* [About this task]:
Throughout the listing below, copy each line containing "consumed".
=== Section Start ===
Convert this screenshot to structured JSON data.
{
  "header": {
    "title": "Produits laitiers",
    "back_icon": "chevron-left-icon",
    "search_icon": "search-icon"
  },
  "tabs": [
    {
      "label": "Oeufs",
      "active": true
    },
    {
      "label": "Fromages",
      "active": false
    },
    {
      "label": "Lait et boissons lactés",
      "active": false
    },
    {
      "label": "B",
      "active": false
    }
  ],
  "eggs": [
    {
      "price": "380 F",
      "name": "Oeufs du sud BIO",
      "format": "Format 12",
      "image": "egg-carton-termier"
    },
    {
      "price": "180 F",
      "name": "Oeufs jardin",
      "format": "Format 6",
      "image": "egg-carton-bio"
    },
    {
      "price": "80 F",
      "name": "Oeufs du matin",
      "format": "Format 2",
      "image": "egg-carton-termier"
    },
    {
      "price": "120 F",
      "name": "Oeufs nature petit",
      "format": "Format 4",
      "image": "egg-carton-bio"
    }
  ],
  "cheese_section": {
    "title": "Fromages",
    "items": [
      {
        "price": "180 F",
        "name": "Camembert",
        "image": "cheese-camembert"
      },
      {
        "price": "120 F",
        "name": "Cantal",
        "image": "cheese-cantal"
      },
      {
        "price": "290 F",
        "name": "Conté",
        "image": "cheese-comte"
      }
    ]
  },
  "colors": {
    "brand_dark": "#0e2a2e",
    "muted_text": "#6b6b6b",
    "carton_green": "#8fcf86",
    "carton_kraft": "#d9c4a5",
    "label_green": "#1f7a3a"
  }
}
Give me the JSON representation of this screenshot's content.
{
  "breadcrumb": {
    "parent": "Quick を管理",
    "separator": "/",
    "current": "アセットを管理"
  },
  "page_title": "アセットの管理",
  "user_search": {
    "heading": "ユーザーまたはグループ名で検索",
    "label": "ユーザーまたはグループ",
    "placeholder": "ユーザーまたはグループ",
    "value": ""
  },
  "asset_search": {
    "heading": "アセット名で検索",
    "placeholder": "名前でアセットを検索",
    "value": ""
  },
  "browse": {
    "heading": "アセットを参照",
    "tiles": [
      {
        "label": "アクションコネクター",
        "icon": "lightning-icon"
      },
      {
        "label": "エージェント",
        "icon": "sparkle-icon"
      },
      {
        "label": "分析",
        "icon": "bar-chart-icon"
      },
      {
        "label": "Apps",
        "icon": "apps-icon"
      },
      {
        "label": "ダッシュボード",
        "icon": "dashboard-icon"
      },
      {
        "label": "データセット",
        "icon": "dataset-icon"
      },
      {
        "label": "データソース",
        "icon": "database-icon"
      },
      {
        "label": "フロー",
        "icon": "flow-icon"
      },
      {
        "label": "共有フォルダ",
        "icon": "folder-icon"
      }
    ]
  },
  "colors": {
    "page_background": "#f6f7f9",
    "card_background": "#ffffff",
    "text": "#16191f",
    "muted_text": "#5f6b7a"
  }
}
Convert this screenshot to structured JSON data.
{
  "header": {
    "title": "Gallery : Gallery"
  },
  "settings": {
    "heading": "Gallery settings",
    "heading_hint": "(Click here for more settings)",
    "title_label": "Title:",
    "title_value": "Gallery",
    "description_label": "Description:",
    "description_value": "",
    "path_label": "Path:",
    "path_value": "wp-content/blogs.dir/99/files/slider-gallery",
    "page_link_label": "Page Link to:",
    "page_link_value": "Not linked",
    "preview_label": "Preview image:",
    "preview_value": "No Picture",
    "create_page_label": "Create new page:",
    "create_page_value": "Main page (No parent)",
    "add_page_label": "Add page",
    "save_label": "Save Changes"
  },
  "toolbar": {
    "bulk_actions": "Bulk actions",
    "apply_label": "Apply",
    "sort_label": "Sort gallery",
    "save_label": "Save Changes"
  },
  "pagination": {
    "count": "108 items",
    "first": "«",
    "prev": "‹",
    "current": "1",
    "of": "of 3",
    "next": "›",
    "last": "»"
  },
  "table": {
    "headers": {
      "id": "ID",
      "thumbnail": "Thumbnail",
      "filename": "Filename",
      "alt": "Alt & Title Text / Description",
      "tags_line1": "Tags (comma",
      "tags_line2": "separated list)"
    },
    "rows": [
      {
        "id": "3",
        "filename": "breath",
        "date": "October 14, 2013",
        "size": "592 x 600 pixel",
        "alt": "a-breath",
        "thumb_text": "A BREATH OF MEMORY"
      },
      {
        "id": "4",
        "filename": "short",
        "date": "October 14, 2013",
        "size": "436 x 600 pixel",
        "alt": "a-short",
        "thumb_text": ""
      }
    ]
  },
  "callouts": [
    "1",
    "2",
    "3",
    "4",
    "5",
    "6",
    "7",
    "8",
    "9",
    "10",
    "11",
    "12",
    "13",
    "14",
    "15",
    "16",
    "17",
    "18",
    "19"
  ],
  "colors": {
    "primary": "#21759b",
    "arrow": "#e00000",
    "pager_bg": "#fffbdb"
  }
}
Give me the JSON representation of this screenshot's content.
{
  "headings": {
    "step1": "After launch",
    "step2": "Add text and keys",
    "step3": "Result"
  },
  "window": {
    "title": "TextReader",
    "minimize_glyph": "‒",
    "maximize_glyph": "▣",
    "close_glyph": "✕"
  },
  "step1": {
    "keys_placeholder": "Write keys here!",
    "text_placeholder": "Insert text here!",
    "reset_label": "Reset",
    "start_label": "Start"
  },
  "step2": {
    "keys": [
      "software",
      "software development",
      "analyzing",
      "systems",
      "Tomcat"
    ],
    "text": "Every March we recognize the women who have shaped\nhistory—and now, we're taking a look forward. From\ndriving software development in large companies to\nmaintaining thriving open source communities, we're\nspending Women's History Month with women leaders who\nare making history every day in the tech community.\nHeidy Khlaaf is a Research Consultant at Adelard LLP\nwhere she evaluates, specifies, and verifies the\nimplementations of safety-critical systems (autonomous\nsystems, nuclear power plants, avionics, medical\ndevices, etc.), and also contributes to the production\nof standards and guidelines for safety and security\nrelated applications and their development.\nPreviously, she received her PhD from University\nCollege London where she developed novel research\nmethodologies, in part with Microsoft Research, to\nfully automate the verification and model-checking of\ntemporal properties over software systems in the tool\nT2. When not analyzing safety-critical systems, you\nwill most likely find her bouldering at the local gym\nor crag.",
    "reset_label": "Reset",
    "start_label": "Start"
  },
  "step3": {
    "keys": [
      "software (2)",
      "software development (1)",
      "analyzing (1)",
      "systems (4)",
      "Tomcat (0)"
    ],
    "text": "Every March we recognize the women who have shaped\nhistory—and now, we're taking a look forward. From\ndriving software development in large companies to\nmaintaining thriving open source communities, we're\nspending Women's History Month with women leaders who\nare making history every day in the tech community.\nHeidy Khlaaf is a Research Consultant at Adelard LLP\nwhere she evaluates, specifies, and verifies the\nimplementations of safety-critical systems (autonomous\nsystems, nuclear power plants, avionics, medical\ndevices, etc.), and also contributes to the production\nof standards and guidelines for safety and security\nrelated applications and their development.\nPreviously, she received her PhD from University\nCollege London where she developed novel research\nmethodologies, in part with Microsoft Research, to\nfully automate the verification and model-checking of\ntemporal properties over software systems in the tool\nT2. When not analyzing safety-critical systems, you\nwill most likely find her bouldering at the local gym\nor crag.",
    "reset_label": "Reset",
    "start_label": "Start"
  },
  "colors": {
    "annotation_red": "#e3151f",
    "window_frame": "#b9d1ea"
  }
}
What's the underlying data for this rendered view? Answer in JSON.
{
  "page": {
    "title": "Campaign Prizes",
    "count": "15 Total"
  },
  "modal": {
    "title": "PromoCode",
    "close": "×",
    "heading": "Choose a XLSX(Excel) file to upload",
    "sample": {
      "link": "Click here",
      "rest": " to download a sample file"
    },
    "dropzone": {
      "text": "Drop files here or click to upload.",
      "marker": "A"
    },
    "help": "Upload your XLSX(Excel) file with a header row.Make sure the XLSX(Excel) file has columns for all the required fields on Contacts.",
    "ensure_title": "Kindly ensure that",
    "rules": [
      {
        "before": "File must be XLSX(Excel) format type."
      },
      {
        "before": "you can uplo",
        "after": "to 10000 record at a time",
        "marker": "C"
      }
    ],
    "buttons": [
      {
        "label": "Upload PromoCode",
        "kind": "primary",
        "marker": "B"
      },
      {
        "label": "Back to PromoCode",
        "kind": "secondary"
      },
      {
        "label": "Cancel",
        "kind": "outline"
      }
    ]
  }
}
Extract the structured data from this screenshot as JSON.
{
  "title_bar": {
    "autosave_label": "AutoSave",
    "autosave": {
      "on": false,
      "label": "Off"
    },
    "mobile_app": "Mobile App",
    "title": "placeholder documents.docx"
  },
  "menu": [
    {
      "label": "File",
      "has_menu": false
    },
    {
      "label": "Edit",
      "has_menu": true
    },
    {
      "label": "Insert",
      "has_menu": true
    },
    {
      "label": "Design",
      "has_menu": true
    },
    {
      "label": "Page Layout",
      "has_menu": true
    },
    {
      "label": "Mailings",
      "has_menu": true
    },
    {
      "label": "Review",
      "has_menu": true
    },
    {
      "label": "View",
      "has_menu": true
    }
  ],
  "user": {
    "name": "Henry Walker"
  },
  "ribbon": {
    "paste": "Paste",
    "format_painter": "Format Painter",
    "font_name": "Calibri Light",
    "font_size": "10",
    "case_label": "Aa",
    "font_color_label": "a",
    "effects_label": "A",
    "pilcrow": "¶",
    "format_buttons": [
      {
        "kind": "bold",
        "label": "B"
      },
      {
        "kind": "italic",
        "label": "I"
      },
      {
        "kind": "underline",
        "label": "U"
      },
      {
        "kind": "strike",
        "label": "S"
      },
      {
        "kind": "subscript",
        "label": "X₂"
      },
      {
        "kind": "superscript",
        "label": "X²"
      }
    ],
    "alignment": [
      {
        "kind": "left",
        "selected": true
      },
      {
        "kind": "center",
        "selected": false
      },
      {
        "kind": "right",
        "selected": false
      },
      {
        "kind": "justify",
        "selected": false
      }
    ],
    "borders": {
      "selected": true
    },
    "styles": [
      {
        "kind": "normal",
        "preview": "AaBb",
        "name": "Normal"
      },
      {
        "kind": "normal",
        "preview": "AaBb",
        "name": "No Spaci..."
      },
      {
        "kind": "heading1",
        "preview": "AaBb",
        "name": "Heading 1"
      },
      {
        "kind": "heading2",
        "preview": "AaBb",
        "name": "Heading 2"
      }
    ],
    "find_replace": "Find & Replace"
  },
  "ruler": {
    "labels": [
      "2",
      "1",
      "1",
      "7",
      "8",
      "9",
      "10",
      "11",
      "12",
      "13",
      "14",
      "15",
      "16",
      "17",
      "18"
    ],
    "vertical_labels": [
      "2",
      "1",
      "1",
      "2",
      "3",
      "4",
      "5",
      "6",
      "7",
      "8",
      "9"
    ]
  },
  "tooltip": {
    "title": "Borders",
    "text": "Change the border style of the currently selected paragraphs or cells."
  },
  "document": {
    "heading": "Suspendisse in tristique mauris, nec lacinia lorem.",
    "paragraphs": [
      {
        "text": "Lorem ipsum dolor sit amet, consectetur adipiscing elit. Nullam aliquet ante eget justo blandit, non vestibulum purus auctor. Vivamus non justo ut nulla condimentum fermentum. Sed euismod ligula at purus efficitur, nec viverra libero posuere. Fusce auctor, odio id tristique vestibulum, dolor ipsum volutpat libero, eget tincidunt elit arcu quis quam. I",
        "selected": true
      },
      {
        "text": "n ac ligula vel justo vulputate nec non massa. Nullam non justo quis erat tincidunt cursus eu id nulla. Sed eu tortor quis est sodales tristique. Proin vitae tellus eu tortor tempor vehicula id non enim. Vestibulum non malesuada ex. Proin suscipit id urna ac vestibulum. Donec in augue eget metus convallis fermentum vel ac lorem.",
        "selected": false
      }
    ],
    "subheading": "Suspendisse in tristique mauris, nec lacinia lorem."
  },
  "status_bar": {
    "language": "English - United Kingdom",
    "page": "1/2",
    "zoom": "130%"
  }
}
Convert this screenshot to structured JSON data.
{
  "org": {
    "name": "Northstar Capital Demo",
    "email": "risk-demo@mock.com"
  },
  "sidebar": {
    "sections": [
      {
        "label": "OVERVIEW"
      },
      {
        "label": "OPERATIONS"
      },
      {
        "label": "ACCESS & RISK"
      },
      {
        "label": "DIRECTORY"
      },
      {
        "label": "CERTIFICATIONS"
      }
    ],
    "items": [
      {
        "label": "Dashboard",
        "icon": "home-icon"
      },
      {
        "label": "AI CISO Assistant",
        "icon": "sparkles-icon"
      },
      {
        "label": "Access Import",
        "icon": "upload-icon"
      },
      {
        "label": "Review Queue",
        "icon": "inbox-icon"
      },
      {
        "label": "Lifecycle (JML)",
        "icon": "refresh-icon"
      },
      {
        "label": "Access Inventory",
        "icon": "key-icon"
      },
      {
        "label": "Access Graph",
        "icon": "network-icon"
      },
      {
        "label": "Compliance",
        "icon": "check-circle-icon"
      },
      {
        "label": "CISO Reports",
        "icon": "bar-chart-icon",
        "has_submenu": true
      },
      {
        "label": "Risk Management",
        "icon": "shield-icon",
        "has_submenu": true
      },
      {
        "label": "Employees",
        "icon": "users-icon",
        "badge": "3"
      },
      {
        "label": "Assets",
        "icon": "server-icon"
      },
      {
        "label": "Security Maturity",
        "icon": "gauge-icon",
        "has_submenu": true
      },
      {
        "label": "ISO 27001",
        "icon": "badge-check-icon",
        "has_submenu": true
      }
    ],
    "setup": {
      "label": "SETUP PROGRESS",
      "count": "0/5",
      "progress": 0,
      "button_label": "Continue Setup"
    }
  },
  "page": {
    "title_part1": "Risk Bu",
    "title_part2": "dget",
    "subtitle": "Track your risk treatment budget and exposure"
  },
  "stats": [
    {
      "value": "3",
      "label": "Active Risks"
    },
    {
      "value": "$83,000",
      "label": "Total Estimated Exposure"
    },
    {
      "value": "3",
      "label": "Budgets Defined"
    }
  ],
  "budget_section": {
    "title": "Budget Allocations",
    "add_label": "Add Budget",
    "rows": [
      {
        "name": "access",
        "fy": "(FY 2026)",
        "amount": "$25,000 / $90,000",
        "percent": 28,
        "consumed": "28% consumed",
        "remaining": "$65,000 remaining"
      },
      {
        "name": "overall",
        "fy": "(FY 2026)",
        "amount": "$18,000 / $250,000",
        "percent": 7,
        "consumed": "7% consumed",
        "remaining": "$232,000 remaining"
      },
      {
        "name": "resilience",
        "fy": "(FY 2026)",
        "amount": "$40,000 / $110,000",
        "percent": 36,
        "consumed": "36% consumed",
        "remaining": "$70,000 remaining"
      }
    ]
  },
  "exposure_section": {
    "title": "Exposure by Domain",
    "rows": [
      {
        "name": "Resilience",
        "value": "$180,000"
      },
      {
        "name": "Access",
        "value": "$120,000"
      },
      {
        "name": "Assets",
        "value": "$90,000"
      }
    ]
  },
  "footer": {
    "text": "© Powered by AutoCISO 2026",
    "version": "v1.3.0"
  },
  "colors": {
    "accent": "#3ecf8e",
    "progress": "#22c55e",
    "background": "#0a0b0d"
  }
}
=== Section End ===
* [Result below]:
        "consumed": "28% consumed",
        "consumed": "7% consumed",
        "consumed": "36% consumed",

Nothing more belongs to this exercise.